◆ **What you will do**
Every line below should be copied exactly; drop the pictures.
─── The data
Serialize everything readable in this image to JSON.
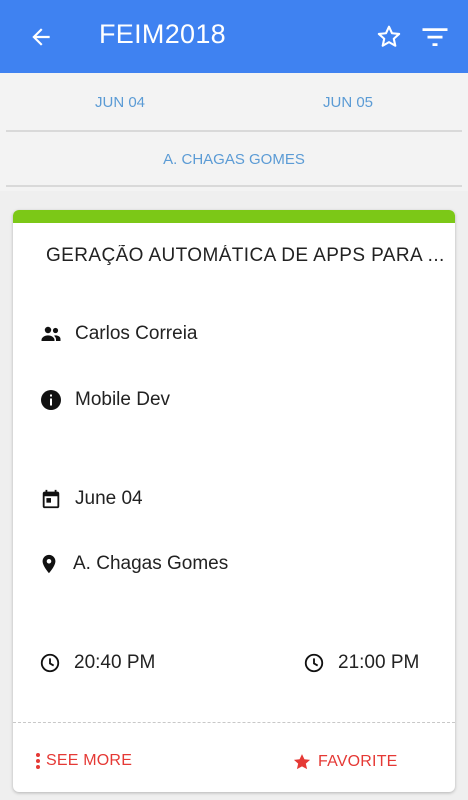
{
  "appbar": {
    "title": "FEIM2018"
  },
  "day_tabs": [
    {
      "label": "JUN 04"
    },
    {
      "label": "JUN 05"
    }
  ],
  "room_tab": {
    "label": "A. CHAGAS GOMES"
  },
  "session": {
    "title": "GERAÇÃO AUTOMÁTICA DE APPS PARA ...",
    "speaker": "Carlos Correia",
    "track": "Mobile Dev",
    "date": "June 04",
    "location": "A. Chagas Gomes",
    "start_time": "20:40 PM",
    "end_time": "21:00 PM",
    "accent_color": "#7cc817"
  },
  "actions": {
    "see_more": "SEE MORE",
    "favorite": "FAVORITE"
  },
  "colors": {
    "appbar": "#3f82f1",
    "tab_text": "#5b9bd5",
    "action": "#e53935"
  }
}
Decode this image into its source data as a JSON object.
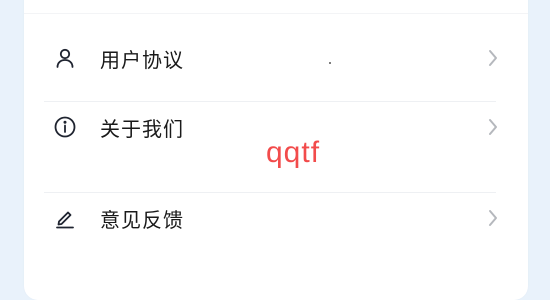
{
  "settings_menu": {
    "items": [
      {
        "label": "用户协议",
        "icon": "user-icon"
      },
      {
        "label": "关于我们",
        "icon": "info-circle-icon"
      },
      {
        "label": "意见反馈",
        "icon": "edit-pen-icon"
      }
    ],
    "chevron_icon": "chevron-right-icon"
  },
  "overlay": {
    "watermark_text": "qqtf"
  },
  "colors": {
    "page_background": "#e9f2fb",
    "card_background": "#ffffff",
    "text": "#1a1a1a",
    "chevron": "#b5b8bd",
    "divider": "#eef0f3",
    "watermark": "#f24b4b"
  }
}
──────
◆ **Answer**
Serialize everything readable in this image to JSON.
{
  "appbar": {
    "title": "FEIM2018"
  },
  "day_tabs": [
    {
      "label": "JUN 04"
    },
    {
      "label": "JUN 05"
    }
  ],
  "room_tab": {
    "label": "A. CHAGAS GOMES"
  },
  "session": {
    "title": "GERAÇÃO AUTOMÁTICA DE APPS PARA ...",
    "speaker": "Carlos Correia",
    "track": "Mobile Dev",
    "date": "June 04",
    "location": "A. Chagas Gomes",
    "start_time": "20:40 PM",
    "end_time": "21:00 PM",
    "accent_color": "#7cc817"
  },
  "actions": {
    "see_more": "SEE MORE",
    "favorite": "FAVORITE"
  },
  "colors": {
    "appbar": "#3f82f1",
    "tab_text": "#5b9bd5",
    "action": "#e53935"
  }
}
Decode this image into its source data as a JSON object.
{
  "settings_menu": {
    "items": [
      {
        "label": "用户协议",
        "icon": "user-icon"
      },
      {
        "label": "关于我们",
        "icon": "info-circle-icon"
      },
      {
        "label": "意见反馈",
        "icon": "edit-pen-icon"
      }
    ],
    "chevron_icon": "chevron-right-icon"
  },
  "overlay": {
    "watermark_text": "qqtf"
  },
  "colors": {
    "page_background": "#e9f2fb",
    "card_background": "#ffffff",
    "text": "#1a1a1a",
    "chevron": "#b5b8bd",
    "divider": "#eef0f3",
    "watermark": "#f24b4b"
  }
}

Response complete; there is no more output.